Thu | Dec 12, 2019

Dancehall Grammy category would set us back – Cooper - Expert says reggae and dancehall should not be separated at the Grammys

Published:Friday | March 1, 2019 | 12:17 AMSade Gardner/Gleaner Writer
Cooper
Spice
1
2

A Grammy Award is highly revered as the ultimate milestone for many musicians, even 61 years after the event was birthed. The category Best Reggae Album was formalised by the Recording Academy in 1992, but some Jamaicans still believe a dancehall category should added to the list of awards.

Interim chairman of the Jamaica Reggae Music Industry Association (JaRIA), Michael ‘Ibo’ Cooper, said lobbying for the new category would be detrimental to the progression of Jamaican music.
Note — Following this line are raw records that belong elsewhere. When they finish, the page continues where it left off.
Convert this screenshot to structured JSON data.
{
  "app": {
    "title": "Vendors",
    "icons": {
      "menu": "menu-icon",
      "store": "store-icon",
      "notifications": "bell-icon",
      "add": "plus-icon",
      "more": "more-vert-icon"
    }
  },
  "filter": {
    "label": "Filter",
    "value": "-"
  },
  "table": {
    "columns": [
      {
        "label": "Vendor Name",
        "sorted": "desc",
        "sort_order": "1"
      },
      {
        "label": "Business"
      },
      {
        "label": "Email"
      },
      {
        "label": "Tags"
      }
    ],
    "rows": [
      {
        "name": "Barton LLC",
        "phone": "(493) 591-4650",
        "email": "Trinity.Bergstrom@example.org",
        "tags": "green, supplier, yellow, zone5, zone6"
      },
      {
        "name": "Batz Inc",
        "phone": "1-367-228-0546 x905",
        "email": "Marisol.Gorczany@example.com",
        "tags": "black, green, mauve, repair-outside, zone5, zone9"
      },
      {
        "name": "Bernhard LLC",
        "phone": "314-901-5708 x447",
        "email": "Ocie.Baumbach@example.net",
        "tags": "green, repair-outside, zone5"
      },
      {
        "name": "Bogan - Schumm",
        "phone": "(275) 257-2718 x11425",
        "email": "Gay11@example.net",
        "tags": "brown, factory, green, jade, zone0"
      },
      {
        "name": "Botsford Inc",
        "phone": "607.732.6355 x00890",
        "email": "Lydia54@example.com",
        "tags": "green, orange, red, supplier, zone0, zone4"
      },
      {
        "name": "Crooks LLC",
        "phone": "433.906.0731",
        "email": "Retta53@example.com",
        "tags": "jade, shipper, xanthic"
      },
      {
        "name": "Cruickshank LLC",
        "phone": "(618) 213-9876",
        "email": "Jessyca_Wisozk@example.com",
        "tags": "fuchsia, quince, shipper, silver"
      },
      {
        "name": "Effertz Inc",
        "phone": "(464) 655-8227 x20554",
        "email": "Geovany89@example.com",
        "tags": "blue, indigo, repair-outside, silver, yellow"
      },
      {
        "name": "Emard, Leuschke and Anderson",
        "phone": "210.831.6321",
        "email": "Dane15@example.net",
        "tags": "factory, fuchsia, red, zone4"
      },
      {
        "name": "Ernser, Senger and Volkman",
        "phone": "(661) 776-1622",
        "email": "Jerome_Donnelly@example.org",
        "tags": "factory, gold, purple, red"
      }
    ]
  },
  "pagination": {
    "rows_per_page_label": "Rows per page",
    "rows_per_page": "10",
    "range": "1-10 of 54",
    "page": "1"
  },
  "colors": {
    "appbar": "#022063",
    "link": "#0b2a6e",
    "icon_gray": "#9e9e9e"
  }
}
“We don’t need a dancehall category at the Grammys; that would set us back,” Cooper said. “Dancehall people are being fooled about separating dancehall from reggae. Dem seh, ‘Oh, that (reggae) a old people style’. They are not standing on what was there before. If you look at reggae as an umbrella category and dancehall as an offspring, it’s an easier move than trying to build from scratch.”

Cooper was addressing JaRIA’s Reggae Open University, held at Grafton Studios in Vineyard Town recently.

He added that the inclusion of a dancehall category would stir controversy regarding the true meaning of ‘dancehall’.

“We’re always trying to create something instead of focusing on what we have and building that. You know how long rocksteady lasted for?” he asked. “Three years, because in those days, we were always trying to create another thing. With dancehall, people feel like it should sound a particular way, so it wouldn’t be long before people say, ‘Well, this is not dancehall because it don’t sound like this or that’.”

Some dancehall entertainers have copped the prestigious award for hybrid works, Shabba Ranks being the first in 1992 for his album As Raw As Ever.

He repeated the feat the following year with the set X-Tra Naked , and Shaggy was next in 1996 with Boombastic.

Beenie Man’s Art & Life copped the trophy in 2001, and Sean Paul was the last to receive the Grammy for a heavily dancehall-laced album in 2004, with Dutty Rock.

Dancehall artiste Spice told THE STAR newspaper in January that she would like to be the catalyst for a dancehall Grammy category before she retires.

“I definitely wanted to walk away with a Grammy. I wanted to put dancehall in a category because it’s not there. I wanted to be that person to put dancehall in the category. I don’t think it’s impossible; I just think time is running out,” she said.

Cooper said that Spice has the package to be a Grammy winner in the reggae category.

“If Spice works her game right internationally, tours, promotes properly, and has a good relationship with media and publicity, she will win a reggae Grammy,” he said. “If she wins a reggae Grammy, it does not mean she’s a part of the reggae revival. The youths have come and make it seem like reggae is about Rasta singing about the pope and dancehall is another thing; that’s not the case.”

sade.gardner@gleanerjm.com